#### Material for the task

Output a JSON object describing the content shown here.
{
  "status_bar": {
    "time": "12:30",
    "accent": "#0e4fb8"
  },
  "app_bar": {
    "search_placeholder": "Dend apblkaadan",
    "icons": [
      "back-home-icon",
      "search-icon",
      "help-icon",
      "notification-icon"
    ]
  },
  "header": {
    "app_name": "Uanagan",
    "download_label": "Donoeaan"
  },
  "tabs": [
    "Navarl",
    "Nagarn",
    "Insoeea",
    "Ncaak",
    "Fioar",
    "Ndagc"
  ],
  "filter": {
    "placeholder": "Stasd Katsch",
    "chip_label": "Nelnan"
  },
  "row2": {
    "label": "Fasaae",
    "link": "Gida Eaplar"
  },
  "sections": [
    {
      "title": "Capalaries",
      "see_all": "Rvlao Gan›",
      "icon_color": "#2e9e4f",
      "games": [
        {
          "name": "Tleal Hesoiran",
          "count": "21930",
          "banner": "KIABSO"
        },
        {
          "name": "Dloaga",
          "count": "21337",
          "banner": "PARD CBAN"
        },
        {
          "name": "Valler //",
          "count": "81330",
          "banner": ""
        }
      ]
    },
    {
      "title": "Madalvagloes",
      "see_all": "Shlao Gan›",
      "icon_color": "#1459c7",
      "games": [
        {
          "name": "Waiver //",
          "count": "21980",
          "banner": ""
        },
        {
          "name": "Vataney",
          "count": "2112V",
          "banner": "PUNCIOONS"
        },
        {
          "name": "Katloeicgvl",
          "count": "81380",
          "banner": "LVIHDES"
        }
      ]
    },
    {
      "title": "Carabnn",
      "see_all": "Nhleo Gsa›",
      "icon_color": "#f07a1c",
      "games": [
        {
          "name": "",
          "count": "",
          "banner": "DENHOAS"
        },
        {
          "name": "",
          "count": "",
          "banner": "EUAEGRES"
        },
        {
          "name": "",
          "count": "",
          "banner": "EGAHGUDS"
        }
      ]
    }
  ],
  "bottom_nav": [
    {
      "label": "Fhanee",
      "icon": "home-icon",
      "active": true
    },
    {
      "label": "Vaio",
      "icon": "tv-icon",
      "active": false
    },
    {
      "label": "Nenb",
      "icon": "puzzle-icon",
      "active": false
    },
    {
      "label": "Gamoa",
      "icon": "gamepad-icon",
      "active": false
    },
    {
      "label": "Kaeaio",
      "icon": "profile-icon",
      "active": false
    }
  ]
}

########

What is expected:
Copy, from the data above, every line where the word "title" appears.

Exercise result:
      "title": "Capalaries",
      "title": "Madalvagloes",
      "title": "Carabnn",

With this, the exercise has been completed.